We bought that iPad and then sighed heavily as someone walked by with the Asus Transformer Prime tablet. We looked at our iPad2, trying to love it as much as we would have loved eating cheeseburgers for the next year instead of ramen—or maybe that’s just me.
But with the new wave of technology coming soon, I will take it upon myself, completely unasked—and maybe unwanted—to regurgitate my opinion and force you to read it in the hopes that I can help someone, somewhere out there, to better understand the technological frontier we are currently perched on.
I know you join me in your excitement for Windows 8. Not for the software exactly, but for the flood of new hardware that is slated to arrive with it. And since you are like me, playing with all the touch screen computers and tablets, pretending to be flying a spaceship or hacking into a super secure bank vault or something, your dreams are about to come true.
Microsoft’s new Windows 8 and the metro-style option designed for touch screens is coming soon. It still has the standard look as an option similar to Windows 7, which if you actually use you just wasted a ton of money because you probably should have stuck with Windows 7.
Windows 8 will bring on a wave of fun technology based in touch screens that we can play with and pretend we are cool. I plan to sit in the cardboard spaceship I have with a new touch screen and explore the galaxy.
This is an exciting time, but only so long as you aren’t a freshmen. I’ll explain.
If you haven’t heard, the Windows 8 release date is Oct. 26. That is just long enough after school starts where the lack of a computer would hurt you, but not nearly long enough after you got that old laptop to get a new, cooler one. So get ready for buyers regret, freshmen.
True, there are some good computers out there now. There are good tablets too. But those tablets won’t come close to the Microsoft Surface, the first mainstream piece of tech with software and hardware under one roof.
Yes the first, which some apple fan boys will undoubtedly point out, is false. To whom I will say, you are false. So there. Also, Apple computers are stupid. Because I said so, that’s why. And yes, I do have an iPad2, that’s why I can justly say how stupid Apple is.
There is the possibility of Windows 8 being another Windows Vista, meaning that it will be a bigger disappointment than finding out you are not actually adopted. I don’t think that will happen though.
After announcing the Surface, a major surprise to partner companies like HP and Dell, they need to provide a solid piece of software that will lend itself to selling HP, Dell, etc computers.
To compare it to something popular nowadays, it’s like a dance competition. Your friend Winny wrote this great song for you to dance to, like in those Step-Up movie competitions. Only once at the competition, you find out that Winny made his own dance to the same song and is competing against you, too.
The end result? Winny is a jerk-face unless that song he gave you is amazing.
With that explained, at least freshmen know that it isn’t just them that Microsoft hates. They are pretty rude to their friend companies too.
But being a judge at that dance off is still exciting. Unless you are a freshmen, I guess.
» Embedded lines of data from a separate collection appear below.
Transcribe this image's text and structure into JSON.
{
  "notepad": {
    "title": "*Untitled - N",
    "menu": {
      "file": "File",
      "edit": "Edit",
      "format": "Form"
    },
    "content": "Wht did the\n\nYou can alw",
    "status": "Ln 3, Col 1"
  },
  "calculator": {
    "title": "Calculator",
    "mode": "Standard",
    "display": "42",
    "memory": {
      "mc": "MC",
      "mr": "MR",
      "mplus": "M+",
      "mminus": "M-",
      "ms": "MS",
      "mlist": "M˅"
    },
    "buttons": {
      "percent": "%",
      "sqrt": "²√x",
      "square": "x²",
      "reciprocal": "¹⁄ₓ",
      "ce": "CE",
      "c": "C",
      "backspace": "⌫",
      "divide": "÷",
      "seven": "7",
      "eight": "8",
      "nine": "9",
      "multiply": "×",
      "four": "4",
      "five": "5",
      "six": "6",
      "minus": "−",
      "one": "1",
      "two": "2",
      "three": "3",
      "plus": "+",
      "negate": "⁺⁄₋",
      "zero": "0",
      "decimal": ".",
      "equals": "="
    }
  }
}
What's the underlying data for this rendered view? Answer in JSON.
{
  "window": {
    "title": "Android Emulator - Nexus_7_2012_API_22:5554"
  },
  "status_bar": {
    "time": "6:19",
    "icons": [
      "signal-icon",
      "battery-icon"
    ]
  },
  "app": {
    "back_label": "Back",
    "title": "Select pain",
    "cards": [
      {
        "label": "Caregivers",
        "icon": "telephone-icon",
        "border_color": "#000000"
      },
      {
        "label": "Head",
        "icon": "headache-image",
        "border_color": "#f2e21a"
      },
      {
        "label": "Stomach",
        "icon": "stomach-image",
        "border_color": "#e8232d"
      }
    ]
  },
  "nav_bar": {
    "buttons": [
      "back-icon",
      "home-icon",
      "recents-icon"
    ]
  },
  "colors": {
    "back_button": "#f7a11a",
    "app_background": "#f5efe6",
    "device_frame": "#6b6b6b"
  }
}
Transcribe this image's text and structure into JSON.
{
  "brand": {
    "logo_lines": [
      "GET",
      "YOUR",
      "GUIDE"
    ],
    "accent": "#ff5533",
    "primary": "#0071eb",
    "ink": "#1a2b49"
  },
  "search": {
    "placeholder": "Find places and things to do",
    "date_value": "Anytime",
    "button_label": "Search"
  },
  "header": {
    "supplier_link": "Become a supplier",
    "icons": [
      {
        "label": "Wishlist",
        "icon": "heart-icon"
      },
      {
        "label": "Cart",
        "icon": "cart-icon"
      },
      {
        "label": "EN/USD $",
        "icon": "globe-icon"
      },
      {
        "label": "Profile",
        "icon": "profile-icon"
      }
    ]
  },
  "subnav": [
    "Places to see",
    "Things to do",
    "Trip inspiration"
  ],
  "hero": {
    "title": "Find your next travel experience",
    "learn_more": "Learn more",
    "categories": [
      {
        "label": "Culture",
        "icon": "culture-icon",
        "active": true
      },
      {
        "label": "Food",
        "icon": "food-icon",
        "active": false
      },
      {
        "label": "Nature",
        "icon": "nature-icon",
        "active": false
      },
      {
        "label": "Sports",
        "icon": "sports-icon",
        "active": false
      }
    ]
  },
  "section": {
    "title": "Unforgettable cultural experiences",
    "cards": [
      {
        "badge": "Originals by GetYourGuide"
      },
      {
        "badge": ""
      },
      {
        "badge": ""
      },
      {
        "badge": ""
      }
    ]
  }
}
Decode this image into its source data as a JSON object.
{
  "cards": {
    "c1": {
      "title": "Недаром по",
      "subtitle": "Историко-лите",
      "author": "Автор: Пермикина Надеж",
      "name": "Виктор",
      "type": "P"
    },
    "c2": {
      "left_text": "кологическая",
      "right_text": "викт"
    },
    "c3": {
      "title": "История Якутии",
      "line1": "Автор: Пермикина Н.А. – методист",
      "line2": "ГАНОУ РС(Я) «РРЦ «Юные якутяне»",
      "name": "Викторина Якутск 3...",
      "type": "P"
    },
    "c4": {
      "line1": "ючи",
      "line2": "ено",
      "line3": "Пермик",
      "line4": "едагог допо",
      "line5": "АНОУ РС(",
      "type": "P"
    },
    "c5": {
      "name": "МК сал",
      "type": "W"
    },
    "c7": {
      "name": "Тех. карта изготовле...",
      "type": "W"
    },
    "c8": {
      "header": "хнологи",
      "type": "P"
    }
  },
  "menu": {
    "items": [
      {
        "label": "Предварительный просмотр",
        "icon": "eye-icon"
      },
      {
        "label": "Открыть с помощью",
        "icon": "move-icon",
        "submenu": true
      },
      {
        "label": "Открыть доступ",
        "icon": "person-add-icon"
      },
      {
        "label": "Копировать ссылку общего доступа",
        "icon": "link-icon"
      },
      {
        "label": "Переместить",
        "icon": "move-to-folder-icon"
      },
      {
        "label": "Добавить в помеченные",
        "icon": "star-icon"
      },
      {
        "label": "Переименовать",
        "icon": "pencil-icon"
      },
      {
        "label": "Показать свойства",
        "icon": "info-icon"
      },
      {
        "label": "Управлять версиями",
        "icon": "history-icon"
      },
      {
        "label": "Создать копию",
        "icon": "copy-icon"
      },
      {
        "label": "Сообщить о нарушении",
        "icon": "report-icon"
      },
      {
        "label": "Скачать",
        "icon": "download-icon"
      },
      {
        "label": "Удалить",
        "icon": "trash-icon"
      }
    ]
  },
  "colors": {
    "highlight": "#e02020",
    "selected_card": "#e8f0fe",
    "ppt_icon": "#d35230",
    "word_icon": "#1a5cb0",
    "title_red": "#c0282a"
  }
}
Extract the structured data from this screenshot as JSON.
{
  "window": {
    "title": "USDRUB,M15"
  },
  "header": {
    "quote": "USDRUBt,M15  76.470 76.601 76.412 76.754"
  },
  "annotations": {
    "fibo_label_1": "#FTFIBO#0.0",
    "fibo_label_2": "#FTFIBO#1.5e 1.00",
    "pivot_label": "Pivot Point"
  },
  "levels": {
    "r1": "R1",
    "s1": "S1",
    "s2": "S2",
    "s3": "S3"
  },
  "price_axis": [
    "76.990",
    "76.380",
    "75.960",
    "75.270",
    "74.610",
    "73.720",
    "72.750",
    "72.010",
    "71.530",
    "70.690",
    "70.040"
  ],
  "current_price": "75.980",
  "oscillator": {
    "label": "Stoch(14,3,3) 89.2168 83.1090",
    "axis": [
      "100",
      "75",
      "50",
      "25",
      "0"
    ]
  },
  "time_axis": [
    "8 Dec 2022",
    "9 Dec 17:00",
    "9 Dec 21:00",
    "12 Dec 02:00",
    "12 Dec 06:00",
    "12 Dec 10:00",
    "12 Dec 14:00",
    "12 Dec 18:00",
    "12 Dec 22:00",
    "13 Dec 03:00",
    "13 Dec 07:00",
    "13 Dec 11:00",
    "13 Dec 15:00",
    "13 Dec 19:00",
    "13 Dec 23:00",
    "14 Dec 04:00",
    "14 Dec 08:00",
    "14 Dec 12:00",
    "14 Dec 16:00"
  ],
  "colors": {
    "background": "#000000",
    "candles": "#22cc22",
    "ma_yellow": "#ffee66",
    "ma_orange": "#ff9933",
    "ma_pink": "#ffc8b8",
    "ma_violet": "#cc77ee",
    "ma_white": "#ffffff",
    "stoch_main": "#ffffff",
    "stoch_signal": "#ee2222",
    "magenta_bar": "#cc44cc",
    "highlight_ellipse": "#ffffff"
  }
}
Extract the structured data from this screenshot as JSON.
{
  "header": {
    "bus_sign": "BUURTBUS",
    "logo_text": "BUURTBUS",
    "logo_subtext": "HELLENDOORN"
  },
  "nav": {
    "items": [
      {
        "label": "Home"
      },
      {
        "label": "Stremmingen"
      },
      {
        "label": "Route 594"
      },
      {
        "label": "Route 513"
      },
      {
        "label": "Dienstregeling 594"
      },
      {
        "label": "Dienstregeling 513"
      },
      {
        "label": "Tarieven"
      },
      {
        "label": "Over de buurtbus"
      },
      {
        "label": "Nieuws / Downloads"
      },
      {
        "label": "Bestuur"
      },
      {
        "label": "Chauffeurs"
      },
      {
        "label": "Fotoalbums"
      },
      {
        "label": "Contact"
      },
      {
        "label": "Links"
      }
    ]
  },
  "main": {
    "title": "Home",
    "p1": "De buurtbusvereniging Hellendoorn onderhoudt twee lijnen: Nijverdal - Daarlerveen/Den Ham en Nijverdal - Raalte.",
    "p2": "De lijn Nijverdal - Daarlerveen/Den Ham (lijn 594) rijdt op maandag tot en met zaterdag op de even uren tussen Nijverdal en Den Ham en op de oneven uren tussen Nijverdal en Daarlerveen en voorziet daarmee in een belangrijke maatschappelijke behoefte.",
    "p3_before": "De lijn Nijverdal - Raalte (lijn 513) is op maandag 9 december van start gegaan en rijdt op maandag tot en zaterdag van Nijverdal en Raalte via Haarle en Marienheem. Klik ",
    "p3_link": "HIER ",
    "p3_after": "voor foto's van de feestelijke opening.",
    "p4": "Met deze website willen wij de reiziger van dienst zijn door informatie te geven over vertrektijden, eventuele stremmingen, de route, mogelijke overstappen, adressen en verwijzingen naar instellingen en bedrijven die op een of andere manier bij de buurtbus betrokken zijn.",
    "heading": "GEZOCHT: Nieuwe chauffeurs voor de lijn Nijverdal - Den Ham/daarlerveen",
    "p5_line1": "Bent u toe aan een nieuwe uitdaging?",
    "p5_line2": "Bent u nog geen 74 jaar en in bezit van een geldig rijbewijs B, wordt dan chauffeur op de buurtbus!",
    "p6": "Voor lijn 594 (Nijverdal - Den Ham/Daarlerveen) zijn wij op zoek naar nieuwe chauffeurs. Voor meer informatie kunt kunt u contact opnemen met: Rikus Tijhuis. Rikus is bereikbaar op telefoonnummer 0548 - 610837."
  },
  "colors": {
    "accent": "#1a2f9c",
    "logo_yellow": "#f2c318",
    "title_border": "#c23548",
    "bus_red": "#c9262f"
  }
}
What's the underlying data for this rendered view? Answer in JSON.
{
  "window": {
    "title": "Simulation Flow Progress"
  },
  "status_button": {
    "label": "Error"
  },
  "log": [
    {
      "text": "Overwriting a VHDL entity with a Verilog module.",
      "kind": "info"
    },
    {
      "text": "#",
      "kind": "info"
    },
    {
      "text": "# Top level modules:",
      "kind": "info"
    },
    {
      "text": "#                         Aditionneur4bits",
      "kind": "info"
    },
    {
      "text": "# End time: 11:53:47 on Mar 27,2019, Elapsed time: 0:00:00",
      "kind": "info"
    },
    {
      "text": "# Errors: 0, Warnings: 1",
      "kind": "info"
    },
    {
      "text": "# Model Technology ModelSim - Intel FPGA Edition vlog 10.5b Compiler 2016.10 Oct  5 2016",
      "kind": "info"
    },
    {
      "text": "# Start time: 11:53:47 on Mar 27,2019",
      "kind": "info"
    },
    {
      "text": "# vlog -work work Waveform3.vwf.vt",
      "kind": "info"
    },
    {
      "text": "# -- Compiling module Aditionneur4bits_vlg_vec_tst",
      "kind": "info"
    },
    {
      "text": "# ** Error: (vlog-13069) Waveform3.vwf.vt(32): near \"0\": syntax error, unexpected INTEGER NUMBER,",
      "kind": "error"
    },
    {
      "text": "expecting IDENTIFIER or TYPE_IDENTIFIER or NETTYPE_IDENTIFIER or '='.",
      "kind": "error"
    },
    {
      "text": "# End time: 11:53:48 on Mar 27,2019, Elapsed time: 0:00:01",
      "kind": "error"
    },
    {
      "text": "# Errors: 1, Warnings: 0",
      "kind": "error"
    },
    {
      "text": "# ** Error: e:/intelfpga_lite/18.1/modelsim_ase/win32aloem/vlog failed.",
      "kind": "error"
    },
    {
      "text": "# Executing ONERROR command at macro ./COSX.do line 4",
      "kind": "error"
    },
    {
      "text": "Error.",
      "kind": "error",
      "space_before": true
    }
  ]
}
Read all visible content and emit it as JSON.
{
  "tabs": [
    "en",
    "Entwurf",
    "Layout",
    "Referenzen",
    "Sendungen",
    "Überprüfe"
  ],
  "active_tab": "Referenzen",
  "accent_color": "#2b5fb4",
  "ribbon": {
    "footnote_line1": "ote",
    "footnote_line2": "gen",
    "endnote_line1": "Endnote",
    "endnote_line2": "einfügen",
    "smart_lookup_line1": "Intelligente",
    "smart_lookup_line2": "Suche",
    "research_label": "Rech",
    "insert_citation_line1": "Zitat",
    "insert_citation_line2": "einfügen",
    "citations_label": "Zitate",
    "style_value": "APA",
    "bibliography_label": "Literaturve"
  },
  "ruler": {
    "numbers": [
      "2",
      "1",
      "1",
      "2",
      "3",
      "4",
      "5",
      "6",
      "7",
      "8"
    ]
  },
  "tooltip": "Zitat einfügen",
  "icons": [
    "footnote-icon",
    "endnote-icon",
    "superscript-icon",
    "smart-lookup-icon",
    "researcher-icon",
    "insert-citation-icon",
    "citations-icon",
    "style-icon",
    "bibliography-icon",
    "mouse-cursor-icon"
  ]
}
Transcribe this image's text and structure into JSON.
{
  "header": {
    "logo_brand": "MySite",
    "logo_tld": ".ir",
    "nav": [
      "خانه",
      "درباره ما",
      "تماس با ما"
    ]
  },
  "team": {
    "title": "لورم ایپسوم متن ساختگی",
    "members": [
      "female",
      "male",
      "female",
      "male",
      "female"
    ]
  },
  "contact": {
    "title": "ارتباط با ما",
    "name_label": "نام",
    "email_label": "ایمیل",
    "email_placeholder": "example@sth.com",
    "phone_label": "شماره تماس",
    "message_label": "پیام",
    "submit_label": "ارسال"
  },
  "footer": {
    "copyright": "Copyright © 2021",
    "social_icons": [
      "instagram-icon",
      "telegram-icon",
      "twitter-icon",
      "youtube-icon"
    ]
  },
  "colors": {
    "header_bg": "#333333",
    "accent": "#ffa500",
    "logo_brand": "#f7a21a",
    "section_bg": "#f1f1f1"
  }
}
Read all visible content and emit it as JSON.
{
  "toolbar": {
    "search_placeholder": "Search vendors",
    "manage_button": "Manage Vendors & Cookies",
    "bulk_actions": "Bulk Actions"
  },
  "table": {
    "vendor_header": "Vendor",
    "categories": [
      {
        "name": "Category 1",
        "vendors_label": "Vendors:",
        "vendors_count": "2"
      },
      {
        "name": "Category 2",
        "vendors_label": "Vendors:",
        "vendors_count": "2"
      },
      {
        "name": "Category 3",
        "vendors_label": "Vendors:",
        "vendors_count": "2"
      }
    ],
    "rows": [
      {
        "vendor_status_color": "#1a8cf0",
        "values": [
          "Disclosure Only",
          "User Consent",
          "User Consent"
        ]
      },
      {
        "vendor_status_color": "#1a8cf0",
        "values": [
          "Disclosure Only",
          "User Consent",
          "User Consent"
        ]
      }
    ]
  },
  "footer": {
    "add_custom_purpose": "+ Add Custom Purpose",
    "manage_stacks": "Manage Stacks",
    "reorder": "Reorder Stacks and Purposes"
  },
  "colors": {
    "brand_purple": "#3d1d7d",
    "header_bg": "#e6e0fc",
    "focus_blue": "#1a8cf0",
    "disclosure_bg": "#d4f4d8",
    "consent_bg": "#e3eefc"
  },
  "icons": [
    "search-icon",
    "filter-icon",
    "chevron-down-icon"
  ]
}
Asus Taichi, which is a tablet and ultrabook, due to the dual screens, is gorgeous. As is Asus Zenbook Prime, and if you couldn’t tell, Asus is awesome.
Acer, Lenovo, Samsung, HP, and every other company not wanting to go out of business, is pumping out ideas to match Windows 8. It’s just really unfortunate that freshmen won’t be able to fully take advantage of this new wave of technology.
And Mac-fan-boys. But they are a lost cause anyway.
Then again, most freshmen haven’t dealt with a computer blue screen the night before a big paper or project was due, or third degree burns on your legs from your laptop, whose fans broke a couple months back and now has to be packed with ice to prevent it from self-destructing. So maybe it is fair.
Sarah Romer is a senior electrical engineering major. Letters and feedback can be sent to firstname.lastname@example.org.